Canada’s anti-spam law (“CASL”) outlines violations, enforcement mechanisms, and penalties aimed at protecting online consumers against spam, electronic threats, and misuse of digital technology. CASL’s anti-spam rules came into effect on July 1, 2014. CASL’s software update and installation rules came into effect on January 15, 2015. The latter rules are often referred to as malware/spyware computer program rules. Under these rules, CASL applies when a person, in the course of a commercial activity, installs or causes to be installed a computer program on any other person’s computer system, unless the person has obtained the express consent of the owner or an authorized user of the computer system.
The Canadian Radio-television and Telecommunications Commission (the “CRTC”) has the primary enforcement responsibility under CASL. Under CASL, the CRTC has various enforcement mechanisms, including obtaining a warrant with respect to a suspected CASL violation.
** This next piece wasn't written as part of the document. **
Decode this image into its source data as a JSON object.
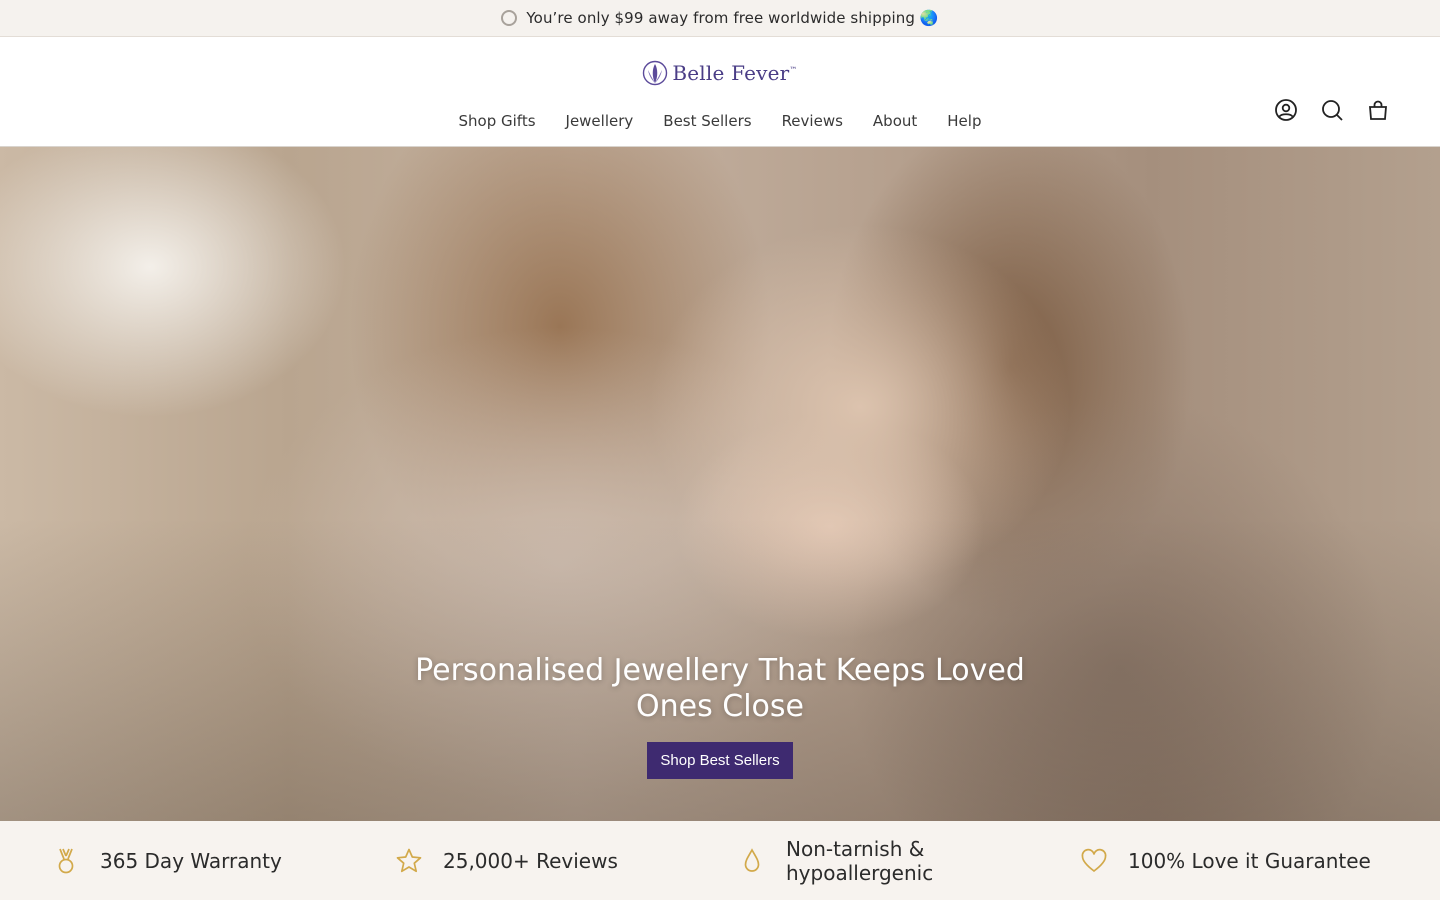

On December 3, 2015, the CRTC announced that it served its first-ever warrant under CASL to take down a command-and-control server located in Toronto, Ontario. A command and control servicer is a centralized computer that issues commands to a botnet and receives reports back from the co-opted computers. A botnet is a set of computers that have been compromised through the installation of malware and which can be instructed to send spam, install additional malicious programs, and/or steal passwords, among other illicit activity.
The malware in this case was Win32/Dorkbot malware, which has infected more than one million personal computers worldwide by spreading through social networks, instant messaging programs, and USB flash drives. Once a computer becomes compromised, it can be instructed to steal passwords used for online banking and payments, download and install dangerous malware, and join other infected computers in sending multiple requests to a specific server in the hopes of overwhelming its capacity to respond (known as a distributed denial of service attack).
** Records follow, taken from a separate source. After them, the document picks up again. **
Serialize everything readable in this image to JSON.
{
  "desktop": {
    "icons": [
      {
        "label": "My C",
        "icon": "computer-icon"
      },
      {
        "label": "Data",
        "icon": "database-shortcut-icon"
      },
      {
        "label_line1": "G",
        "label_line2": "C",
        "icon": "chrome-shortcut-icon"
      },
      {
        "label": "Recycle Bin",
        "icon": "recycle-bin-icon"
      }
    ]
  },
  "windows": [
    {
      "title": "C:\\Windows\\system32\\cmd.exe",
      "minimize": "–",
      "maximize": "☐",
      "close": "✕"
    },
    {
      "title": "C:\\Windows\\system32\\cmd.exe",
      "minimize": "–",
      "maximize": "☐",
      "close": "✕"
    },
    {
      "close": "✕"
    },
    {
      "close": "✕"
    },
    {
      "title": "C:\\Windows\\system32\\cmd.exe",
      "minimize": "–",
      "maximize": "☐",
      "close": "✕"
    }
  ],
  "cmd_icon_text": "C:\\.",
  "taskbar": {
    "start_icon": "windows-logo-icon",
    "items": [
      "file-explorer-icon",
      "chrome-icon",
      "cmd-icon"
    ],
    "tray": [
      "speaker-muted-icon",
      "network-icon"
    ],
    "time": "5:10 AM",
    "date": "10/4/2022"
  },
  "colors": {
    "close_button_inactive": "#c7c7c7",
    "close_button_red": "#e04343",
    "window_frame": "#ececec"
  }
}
According to the CRTC, agencies from around the world, including the Federal Bureau of Investigation, Europol, Interpol, Microsoft Inc., the Royal Canadian Mounted Police (the “RCMP”), Public Safety Canada, and the Canadian Cyber Incident Response Centre, are working together on the investigation of Dorkbot. The warrant in Canada was granted by a judge of the Ontario Court of Justice and was carried out with assistance from the RCMP. No further details have been provided by the CRTC yet regarding the details of the warrant or the execution process.
The ability of the CRTC under CASL to obtain a warrant is quite broad. The CRTC may obtain a warrant authorizing entry to a place, including a dwelling-house, if a Justice of the Peace is satisfied that entry to the place is necessary to verify compliance with CASL, determine whether CASL has been contravened, or assist an investigation or proceeding in respect of a contravention of foreign state laws that address conduct that is substantially similar to conduct prohibited by CASL. Subject to any conditions specified in the warrant, the person executing the warrant may do the following: examine anything that is found in the place; use any means of communication found in the place or cause it to be used; use or cause to be used any computer system found in the place to examine data contained in, or available to, the system; prepare or cause to be prepared a document based on the data; use or cause to be used any copying equipment to make copies of documents; remove anything found in the place for examination or copying; and prohibit or limit access to all or part of the place.
Businesses should be aware that the CRTC has indicated that it will continue to collaborate with its domestic and international partners to aggressively pursue investigations of alleged violations under CASL to protect Canadians from online threats. Although the first warrant under CASL was issued in relation to the installation of malware on computer systems, the software update and installation rules are broad in that they apply to the installation of unwanted software that is not malware or spyware. In order to comply with these rules and to avoid investigation by the CRTC, businesses should seek express consent, as required by CASL, prior to installing computer programs on another person’s computer system.